I was talking to my dying friend today. Once again, she said she wants information about exactly how she’s going to go, and her doctors won’t tell her. “Didn’t you get that stuff I emailed you?” I said. But then I remembered she has trouble reading now.
So I said as soon as I get back from Netroots Nation, I’ll bring her some printouts and read them to her. “It’s not pretty,” I said, hesitant.
“I know,” she said. “I just want to know.”
It’ll be a lot better when you’re in hospice, I tell her. They don’t pretend, they answer questions.
“I have this headache that won’t go away, it hurts all the time now.”
“Well, you know: brain tumor,” I said, and we both cracked up.
She speaks so slowly and carefully now, like a stroke victim. When I call her house and get the answering machine, it’s a shock to hear the old outgoing message; she sounds so different.
The nice thing about realizing you’re fucked, we both agreed, is how it frees you up to enjoy the rest of your life. You know? These bastards have fucked up the air, the water, the food and the economy. Our children are screwed, and our children’s children.

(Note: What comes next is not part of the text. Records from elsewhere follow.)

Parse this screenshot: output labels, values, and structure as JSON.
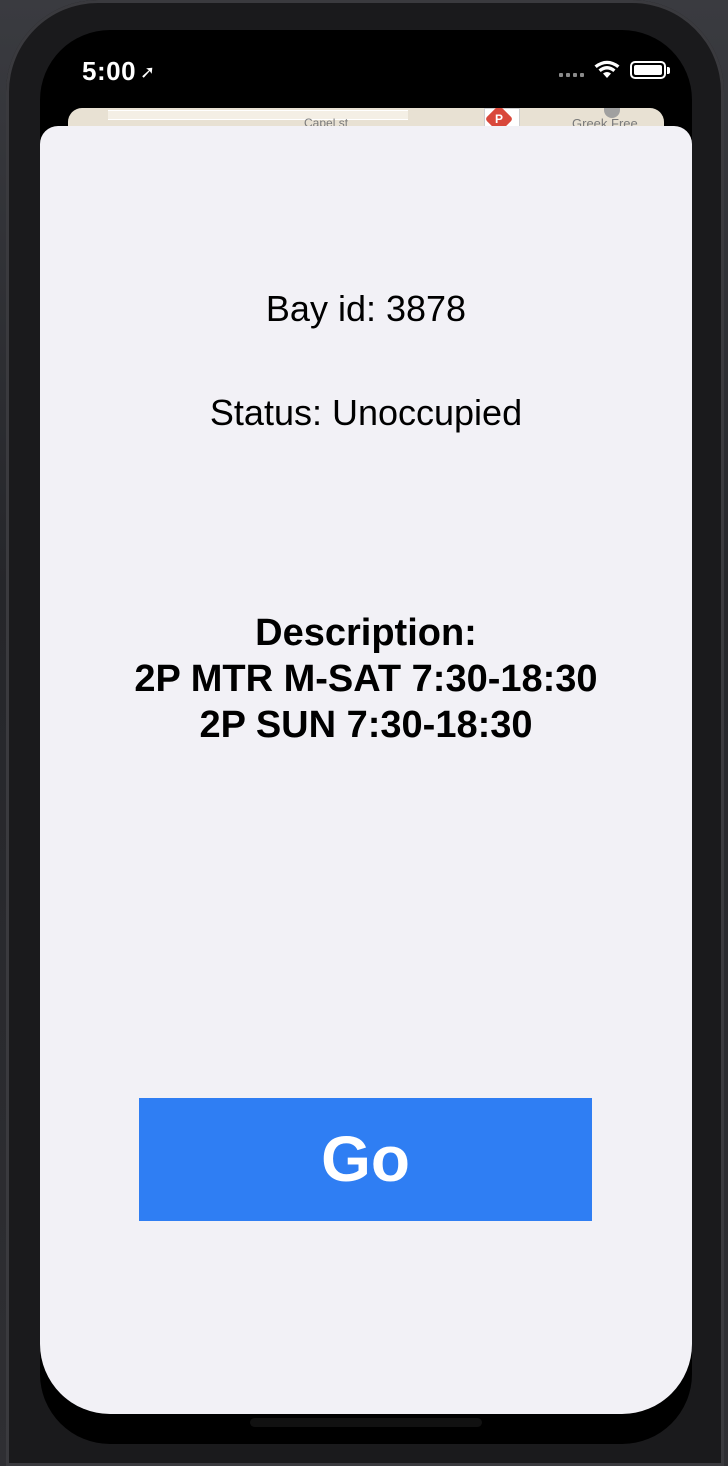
{
  "status_bar": {
    "time": "5:00",
    "location_icon": "location-arrow-icon",
    "wifi_icon": "wifi-icon",
    "battery_icon": "battery-icon"
  },
  "map": {
    "label_left": "Capel st",
    "label_right": "Greek Free",
    "parking_marker": "P"
  },
  "detail": {
    "bay_id": "Bay id: 3878",
    "status": "Status: Unoccupied",
    "description_heading": "Description:",
    "description_lines": [
      "2P MTR M-SAT 7:30-18:30",
      "2P SUN 7:30-18:30"
    ]
  },
  "actions": {
    "go_label": "Go"
  },
  "colors": {
    "accent": "#2f7ef3",
    "sheet_background": "#f2f1f6"
  }
}
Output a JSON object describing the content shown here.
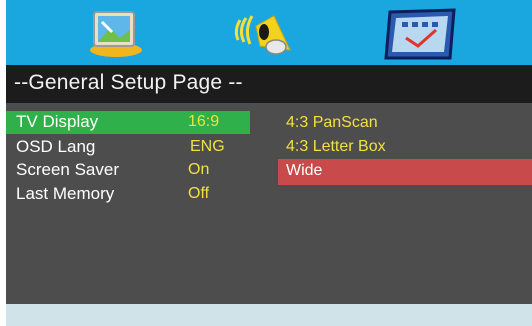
{
  "tabs": [
    {
      "icon": "general-setup-icon"
    },
    {
      "icon": "audio-setup-icon"
    },
    {
      "icon": "preference-setup-icon"
    }
  ],
  "page": {
    "title": "--General Setup Page --"
  },
  "settings": [
    {
      "label": "TV Display",
      "value": "16:9",
      "selected": true
    },
    {
      "label": "OSD Lang",
      "value": "ENG"
    },
    {
      "label": "Screen Saver",
      "value": "On"
    },
    {
      "label": "Last Memory",
      "value": "Off"
    }
  ],
  "options": [
    {
      "label": "4:3 PanScan"
    },
    {
      "label": "4:3 Letter Box"
    },
    {
      "label": "Wide",
      "active": true
    }
  ],
  "colors": {
    "header": "#1aa6df",
    "selected_row": "#2fb04a",
    "active_option": "#c94a4a",
    "value_text": "#f2e040"
  }
}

Which realization, for some reason, really quiets the monkey chatter in my head. It frees you up so that you can sit and look at a flower, or a sunset. It’s a lot easier to live in the moment, at least some of the time.
My shrink seems happy about this development, since he says my chronic anxiety is from trying to figure out every possible way to avoid a negative outcome. But it’s not for him, it’s for me. Once I had that realization, it’s all been okay since then.
It’s not as if I’m not angry or sad about what these amoral morons have done to our planet; it’s that I’ve acknowledged I have no control whatsoever. I mean, I’m pretty sure my friend (who’s younger than I am) didn’t expect to have a brain tumor, right?
It’s the illusion of control that takes up so much space in our brains. Every time something bad happens, the first thing people want to do is to blame the person it happened to. (Lung cancer? “He smokes, right?”)
It’s pointless. Go look at the sunset, pick a flower. In the vast and infinite expanse of the universe, we’re a speck of dust. Don’t stop trying to make things better, but don’t get so fixated on the outcome that you miss the sunsets.